For the first time since I transplanted it four years ago, my tree peony “Hana Kisoi” is blooming. It’s a gorgeous flower, robust and frilly at the same time, about the size of a dinner plate. There are actually two blooms, but I could not fit both in the photograph and do them justice at the same time.
Tree peonies are woody, shrub-like plants, with giant flowers in a wide range of whites, reds, pinks and yellows, down to almost purple. They originated in China a thousand or more years ago. Considered a kind of royalty among gardeners, they take a very long time to truly come in to their own.
I have dug the plant up and moved it along with me a couple of times. It has suffered through the coldest, snowiest winters it’s ever faced since coming out here to the farm. Last year I was sure it was dead. But this spring new growth appeared on it’s meager remaining stems, and then the heads of two small buds followed.
I was ecstatic. To me, it was another sign of survival, of the idea that just when you are about to give up on something, you learn it has a mind and will of it’s own, that there is always the possibility of regeneration. You only have to nurture it, and keeping on hoping for it’s return.

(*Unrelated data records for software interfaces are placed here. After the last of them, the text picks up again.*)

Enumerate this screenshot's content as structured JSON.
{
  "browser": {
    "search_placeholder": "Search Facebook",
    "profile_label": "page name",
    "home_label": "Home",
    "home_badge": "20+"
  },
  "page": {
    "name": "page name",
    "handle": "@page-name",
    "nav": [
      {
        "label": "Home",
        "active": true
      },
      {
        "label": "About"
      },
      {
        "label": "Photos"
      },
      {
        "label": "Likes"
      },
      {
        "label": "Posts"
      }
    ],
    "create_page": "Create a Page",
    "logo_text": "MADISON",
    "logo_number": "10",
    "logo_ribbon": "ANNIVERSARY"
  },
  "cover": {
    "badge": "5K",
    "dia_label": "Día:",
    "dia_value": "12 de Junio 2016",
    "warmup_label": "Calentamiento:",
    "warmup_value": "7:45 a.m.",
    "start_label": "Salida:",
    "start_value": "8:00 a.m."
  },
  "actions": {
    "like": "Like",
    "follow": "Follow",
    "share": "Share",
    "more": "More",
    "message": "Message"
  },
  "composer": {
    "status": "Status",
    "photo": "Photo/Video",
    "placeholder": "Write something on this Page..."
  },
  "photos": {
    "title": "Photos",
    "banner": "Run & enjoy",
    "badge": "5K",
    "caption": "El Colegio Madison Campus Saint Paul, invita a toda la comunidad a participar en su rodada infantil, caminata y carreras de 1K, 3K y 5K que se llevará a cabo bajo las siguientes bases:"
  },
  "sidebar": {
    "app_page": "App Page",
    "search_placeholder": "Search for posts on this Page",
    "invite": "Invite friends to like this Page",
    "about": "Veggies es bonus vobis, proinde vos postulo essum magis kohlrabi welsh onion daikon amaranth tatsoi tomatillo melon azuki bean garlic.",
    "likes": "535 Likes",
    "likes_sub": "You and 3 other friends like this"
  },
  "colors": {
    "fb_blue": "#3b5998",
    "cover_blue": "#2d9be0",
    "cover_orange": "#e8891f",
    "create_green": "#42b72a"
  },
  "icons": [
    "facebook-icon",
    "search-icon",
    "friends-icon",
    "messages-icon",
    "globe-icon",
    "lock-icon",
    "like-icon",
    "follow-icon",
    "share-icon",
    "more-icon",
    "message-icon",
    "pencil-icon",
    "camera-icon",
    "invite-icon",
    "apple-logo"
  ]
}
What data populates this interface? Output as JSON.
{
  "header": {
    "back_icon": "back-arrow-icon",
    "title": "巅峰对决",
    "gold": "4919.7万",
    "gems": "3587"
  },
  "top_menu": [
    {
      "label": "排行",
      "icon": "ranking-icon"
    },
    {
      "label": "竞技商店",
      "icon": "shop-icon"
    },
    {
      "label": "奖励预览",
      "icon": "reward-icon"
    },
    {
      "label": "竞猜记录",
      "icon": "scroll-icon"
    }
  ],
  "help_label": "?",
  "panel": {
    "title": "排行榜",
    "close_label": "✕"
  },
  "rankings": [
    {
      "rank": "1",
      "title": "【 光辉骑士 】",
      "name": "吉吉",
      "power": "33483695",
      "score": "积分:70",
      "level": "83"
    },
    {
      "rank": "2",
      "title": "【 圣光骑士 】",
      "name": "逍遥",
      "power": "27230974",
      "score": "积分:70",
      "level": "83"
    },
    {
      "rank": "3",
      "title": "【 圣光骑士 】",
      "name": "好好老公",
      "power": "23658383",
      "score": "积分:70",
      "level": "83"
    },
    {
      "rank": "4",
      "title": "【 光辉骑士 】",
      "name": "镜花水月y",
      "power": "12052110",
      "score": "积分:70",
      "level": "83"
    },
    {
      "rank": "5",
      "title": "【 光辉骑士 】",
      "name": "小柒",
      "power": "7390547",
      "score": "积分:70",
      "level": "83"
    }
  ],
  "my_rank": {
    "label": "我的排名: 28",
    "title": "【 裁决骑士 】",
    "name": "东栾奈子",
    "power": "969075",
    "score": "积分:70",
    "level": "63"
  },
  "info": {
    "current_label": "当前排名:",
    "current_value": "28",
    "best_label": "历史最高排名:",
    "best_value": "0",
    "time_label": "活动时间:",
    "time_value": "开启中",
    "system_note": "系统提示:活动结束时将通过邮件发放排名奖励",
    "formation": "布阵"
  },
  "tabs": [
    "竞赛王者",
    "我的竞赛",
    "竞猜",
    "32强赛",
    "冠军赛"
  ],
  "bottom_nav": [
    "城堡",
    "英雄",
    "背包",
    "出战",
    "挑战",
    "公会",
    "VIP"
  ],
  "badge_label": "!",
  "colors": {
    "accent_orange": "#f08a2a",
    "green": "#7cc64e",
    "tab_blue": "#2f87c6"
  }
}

I've never really liked labels: I am this, I am that... But in the interest of introducing myself to the world, I can say that I am many things: nurse, writer, photographer, poet, painter, gardener, friend, armchair philosopher, counselor, nature lover, real-estate aficionado, movie buff, sometime yogi, and aspiring world-traveler. I think that's a pretty good list... for now. I want to become a bigger part of the vital, creative force I feel deeply at work in the world and connect with other people who want to do the same.